There’s still time to nominate local icons for Best of D.C.
When I moved to D.C., I was pleased to find a “local” paper. The big newspapers are not always geared to the local residents. But what is the Washington City Paper’s problem? You have in the past months really turned your guns not on the wrongs of the city, but on the people who are trying to correct those wrongs. You are seeking out people who are fighting for their community and belittling them for it.
Has the City Paper gotten into bed with the city government? You say, “As a D.C. taxpayer and eventual patron of the new Columbia Heights development, though, Guyot has as much right to spout off on the dispute as anyone else” (Loose Lips, 1/21). You failed to point out that in the same radio show that Guyot spoke on, a person who lives in Columbia Heights said, “I am tired of radical outsiders making decisions for my community.”

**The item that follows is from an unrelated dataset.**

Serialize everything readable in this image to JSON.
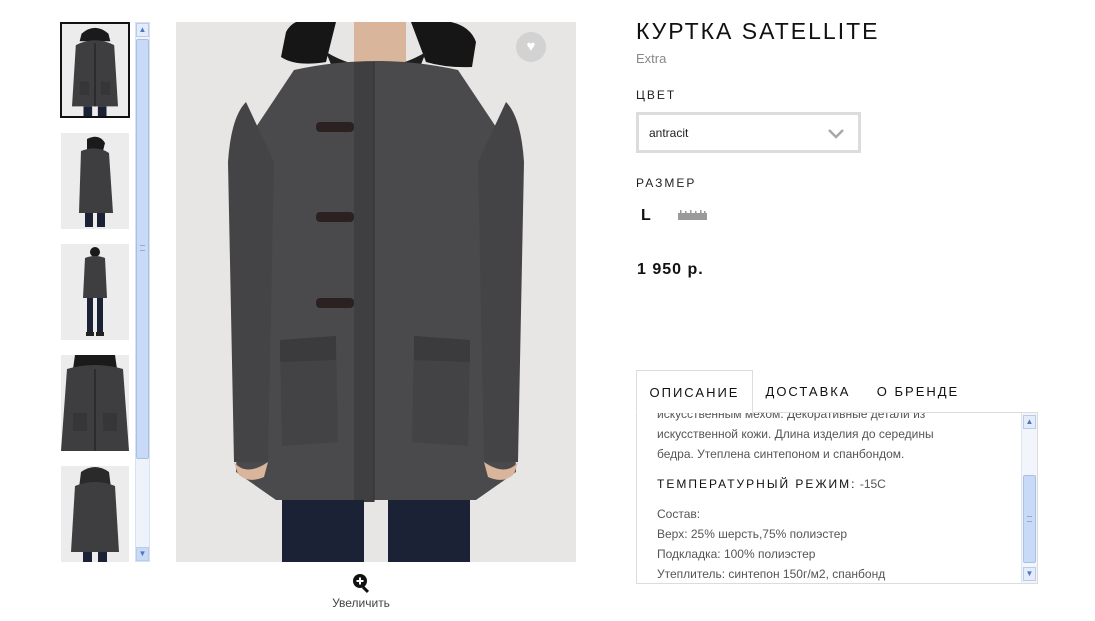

Well, City Paper, I technically live in Columbia Heights—as a matter of fact, I live in the heart of Columbia Heights, only a block and a half from the current development issue. I do own my home and therefore am a taxpayer. Are you saying I do not have a right to voice my opinion—or is it just that when I do, you’ll attempt to belittle me for it? What I find to be even worse is that you are not telling the real story: that very few people who “technically” live in Columbia Heights are in support of the current development; that the only ones who have come out in support from Columbia Heights have been appointed to the Development Corporation of Columbia Heights board (the only entity in the “community” that’s going to make any money from this); that at the mayor’s “mediation,” called to find a solution to the Redevelopment Land Agency problem, only one person who “technically” lives in Columbia Heights was at the table in support of the RLA (Mack James just got an appointment to DCCH’s board), while opponents of the plans were all residents of Columbia Heights.
Local papers have always been very good at giving the community a voice, but not here in Washington, D.C. We have a local paper whose job is to crush the very thing that made this country great: people willing to stand up and say, “This is wrong!”